- [HOW TO COMPLETE THIS TASK] Repeat these records exactly, pictures excluded.

- [RECORD EXCERPTS]
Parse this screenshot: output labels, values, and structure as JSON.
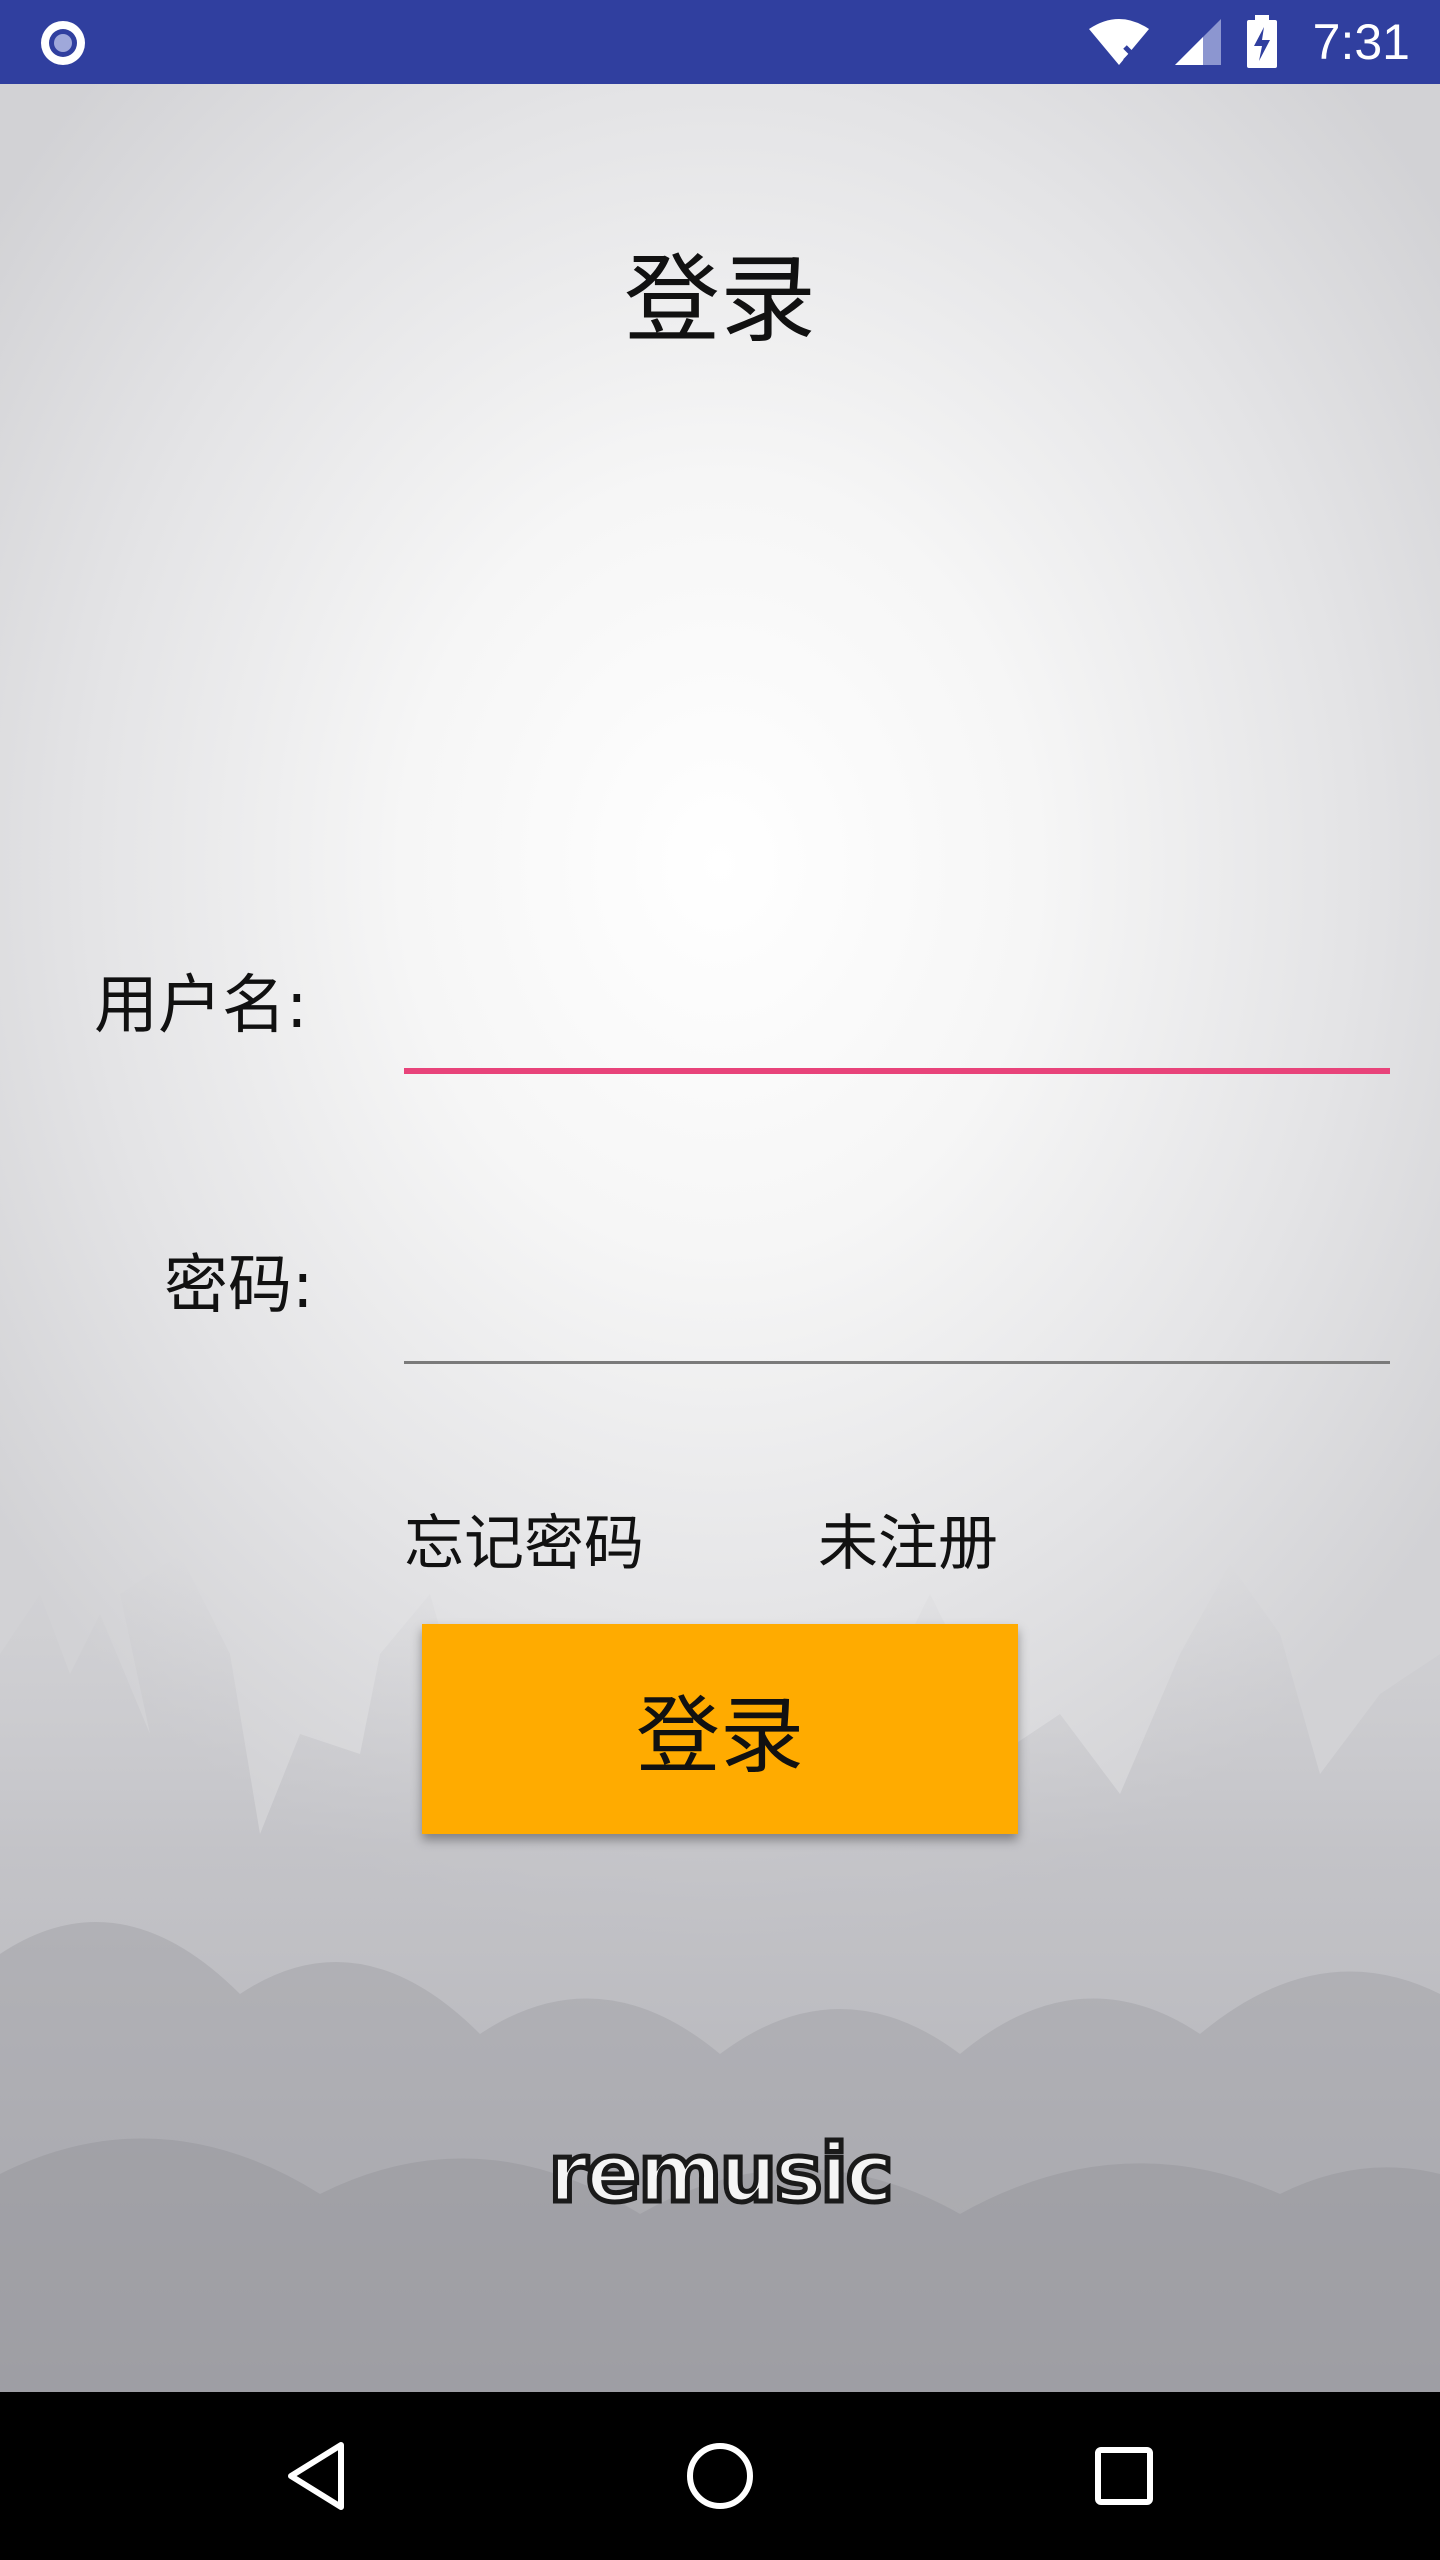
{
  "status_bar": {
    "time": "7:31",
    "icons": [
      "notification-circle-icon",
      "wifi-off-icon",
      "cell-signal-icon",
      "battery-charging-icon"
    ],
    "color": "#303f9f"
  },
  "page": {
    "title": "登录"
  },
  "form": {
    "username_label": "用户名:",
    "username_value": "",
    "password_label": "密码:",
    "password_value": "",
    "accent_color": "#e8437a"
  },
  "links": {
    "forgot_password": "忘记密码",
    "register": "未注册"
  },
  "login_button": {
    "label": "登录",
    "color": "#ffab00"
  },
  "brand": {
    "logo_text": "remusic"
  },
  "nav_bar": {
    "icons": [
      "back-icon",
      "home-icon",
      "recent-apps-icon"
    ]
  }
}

- [TASK ANSWER]
Parse this screenshot: output labels, values, and structure as JSON.
{
  "status_bar": {
    "time": "7:31",
    "icons": [
      "notification-circle-icon",
      "wifi-off-icon",
      "cell-signal-icon",
      "battery-charging-icon"
    ],
    "color": "#303f9f"
  },
  "page": {
    "title": "登录"
  },
  "form": {
    "username_label": "用户名:",
    "username_value": "",
    "password_label": "密码:",
    "password_value": "",
    "accent_color": "#e8437a"
  },
  "links": {
    "forgot_password": "忘记密码",
    "register": "未注册"
  },
  "login_button": {
    "label": "登录",
    "color": "#ffab00"
  },
  "brand": {
    "logo_text": "remusic"
  },
  "nav_bar": {
    "icons": [
      "back-icon",
      "home-icon",
      "recent-apps-icon"
    ]
  }
}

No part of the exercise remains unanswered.